I used both cookie cutters and small can bottoms to stamp out my ravioli skin. I like having variation in sizes for my ravioli.

Be sure to cover the cutout pasta skin as you work, or else they will get way too dry.

When you are ready to assemble the ravioli, take one piece of ravioli skin, brush it with some egg whites. Put about a teaspoonful of filling in the the center of the dough.

Take another piece of ravioli skin and cover the filling with it, pressing on the edges gently. The egg wash will help the sides to adhere.

Make sure you dust the assembled ravioli with plenty of flour, other wise the ravioli will stick together. If the ravioli is make ahead of time, you can cook what you want that day, keep the rest in the fridge, or if you know you are going to eat it a few days later, you can freeze the ravioli at this point. The cooking time is about the same for frozen ravioli as the fresh.

The ravioli is cooked for 5 minutes in boiling water, then drained and oiled and set aside for the sauce to finish.

To make the sauce some tomatoes and artichoke heart spears are cooked together in a pan, half of the raviolis are placed in a baking dish, drizzled with half the artichoke and tomato mixture and a little bit of cream.

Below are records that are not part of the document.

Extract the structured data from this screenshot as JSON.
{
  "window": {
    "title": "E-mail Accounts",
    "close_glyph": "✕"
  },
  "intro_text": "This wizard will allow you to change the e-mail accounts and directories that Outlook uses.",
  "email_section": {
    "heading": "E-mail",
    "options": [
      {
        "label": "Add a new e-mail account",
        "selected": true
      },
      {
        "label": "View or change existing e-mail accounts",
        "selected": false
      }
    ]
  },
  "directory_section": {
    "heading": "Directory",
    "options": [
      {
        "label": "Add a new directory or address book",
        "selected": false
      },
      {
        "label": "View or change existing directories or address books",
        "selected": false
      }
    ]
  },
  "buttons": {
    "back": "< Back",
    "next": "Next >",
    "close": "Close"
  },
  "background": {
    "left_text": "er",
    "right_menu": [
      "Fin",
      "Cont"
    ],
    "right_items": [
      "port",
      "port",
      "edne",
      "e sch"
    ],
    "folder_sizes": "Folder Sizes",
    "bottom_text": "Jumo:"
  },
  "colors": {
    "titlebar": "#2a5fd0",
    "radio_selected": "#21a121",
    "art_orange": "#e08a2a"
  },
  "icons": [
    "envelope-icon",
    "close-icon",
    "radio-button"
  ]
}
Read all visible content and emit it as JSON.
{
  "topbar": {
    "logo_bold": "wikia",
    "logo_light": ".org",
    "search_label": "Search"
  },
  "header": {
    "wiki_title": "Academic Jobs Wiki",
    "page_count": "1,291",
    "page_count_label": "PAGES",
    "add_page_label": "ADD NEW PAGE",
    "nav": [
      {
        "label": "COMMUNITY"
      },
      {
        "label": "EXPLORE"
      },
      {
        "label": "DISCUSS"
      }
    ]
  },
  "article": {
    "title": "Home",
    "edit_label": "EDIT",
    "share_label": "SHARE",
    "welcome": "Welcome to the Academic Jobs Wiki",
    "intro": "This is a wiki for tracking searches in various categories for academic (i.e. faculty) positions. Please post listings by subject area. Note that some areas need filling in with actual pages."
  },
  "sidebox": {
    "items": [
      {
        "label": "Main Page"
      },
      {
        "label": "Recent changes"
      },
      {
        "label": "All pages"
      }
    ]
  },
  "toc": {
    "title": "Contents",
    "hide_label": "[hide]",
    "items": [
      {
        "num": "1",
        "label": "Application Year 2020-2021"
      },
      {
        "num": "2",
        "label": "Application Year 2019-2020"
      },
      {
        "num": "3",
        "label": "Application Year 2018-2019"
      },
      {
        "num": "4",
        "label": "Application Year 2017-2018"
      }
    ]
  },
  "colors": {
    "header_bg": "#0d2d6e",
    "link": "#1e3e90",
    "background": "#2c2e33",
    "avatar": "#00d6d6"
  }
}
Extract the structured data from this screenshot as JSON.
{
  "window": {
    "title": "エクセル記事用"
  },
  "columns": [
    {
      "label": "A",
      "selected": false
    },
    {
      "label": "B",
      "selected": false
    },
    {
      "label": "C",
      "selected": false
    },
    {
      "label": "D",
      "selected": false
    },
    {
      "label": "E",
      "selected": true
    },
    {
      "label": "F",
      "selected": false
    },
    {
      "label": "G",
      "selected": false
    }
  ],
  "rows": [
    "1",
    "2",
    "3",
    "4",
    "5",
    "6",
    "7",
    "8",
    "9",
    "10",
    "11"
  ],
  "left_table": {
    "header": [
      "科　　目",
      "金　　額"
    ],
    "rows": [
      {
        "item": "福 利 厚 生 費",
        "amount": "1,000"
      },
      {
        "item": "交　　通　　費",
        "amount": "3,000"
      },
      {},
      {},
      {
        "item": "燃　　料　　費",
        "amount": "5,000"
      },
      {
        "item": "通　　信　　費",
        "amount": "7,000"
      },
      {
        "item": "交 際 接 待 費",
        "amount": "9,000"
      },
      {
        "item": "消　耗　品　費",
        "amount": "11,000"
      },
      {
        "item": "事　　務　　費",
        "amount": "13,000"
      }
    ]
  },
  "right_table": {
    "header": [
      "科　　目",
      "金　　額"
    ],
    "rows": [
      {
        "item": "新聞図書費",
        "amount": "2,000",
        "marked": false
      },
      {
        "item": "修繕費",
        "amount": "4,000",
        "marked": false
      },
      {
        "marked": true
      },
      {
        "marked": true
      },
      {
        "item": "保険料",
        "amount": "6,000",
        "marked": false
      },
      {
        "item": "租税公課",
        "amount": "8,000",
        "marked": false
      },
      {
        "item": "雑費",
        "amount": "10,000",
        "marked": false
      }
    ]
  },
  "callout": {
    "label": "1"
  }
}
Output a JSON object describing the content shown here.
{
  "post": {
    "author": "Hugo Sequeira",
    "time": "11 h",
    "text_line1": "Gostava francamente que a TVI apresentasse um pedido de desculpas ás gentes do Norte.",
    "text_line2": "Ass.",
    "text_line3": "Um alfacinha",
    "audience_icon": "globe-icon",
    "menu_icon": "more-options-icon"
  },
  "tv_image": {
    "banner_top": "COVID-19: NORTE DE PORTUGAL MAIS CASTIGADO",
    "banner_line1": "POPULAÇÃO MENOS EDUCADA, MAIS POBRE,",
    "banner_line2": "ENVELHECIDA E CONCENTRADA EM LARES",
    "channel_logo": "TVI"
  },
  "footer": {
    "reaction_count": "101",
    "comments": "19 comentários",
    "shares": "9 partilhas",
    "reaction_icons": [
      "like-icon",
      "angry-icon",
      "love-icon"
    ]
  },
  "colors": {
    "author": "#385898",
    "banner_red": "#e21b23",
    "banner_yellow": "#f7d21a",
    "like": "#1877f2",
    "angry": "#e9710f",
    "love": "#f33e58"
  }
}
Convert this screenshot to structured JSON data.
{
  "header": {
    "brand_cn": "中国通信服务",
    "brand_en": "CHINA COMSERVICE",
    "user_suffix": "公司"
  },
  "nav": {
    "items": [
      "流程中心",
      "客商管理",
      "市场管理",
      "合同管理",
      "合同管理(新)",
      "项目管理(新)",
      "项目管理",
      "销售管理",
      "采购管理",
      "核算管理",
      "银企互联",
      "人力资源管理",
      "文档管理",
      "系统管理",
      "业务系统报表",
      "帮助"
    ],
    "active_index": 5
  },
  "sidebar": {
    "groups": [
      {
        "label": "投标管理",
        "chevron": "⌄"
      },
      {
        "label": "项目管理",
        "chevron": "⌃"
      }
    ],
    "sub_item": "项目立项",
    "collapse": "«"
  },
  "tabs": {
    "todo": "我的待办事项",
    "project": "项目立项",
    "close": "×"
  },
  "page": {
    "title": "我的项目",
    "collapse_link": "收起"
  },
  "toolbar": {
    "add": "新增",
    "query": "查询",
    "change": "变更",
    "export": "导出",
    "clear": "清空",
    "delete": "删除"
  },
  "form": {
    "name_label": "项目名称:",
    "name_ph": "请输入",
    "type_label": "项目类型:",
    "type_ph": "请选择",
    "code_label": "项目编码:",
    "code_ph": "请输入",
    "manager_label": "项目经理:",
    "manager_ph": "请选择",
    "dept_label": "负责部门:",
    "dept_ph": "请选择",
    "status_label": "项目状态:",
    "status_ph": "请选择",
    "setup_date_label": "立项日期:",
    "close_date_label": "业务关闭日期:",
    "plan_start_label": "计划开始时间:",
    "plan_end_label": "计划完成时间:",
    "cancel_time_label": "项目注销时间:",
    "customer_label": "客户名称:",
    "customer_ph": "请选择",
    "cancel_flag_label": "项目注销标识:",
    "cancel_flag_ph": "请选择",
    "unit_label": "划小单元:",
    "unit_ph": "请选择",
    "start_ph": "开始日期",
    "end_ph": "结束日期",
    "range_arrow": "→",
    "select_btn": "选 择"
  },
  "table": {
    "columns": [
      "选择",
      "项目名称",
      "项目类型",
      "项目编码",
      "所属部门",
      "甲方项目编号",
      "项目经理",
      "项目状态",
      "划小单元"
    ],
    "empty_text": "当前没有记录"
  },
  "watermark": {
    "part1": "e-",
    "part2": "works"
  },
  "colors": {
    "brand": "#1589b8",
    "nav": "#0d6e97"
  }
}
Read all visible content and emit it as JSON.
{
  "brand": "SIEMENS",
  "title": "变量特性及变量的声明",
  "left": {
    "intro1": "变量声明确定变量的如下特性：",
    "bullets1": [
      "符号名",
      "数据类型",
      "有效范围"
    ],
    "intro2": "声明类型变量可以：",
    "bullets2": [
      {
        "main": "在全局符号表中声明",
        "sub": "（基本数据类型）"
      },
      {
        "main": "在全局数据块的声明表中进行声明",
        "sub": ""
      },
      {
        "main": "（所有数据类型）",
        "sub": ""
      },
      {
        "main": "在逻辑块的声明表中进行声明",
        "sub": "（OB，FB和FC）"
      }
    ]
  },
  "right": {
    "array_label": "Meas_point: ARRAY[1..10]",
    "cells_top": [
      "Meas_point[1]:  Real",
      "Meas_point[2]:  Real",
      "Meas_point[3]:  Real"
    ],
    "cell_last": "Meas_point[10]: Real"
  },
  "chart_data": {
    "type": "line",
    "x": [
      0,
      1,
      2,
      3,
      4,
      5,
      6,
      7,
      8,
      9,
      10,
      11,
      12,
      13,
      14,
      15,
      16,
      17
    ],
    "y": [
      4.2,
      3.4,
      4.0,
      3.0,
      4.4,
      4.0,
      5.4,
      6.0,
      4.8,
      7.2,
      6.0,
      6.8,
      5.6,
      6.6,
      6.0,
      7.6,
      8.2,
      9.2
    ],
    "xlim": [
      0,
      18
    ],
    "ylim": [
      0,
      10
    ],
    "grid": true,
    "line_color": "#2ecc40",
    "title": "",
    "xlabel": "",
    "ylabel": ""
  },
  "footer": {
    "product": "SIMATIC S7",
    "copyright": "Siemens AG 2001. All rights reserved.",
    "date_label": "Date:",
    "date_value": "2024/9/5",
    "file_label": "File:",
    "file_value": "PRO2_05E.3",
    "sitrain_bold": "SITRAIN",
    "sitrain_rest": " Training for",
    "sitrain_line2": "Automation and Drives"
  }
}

The other half of the raviolis are placed on top, drizzled with the rest of the artichoke and tomato mixture, some cream and a little parmesan cheese. The dish is placed in the oven and baked until the cheese has melted.

Easy Ravioli dough recipe: http://www.foodandwine.com/recipes/easy-ravioli
Artichoke Ravioli with Tomato recipe: http://www.epicurious.com/recipes/food/views/Artichoke-Ravioli-with-Tomatoes-236983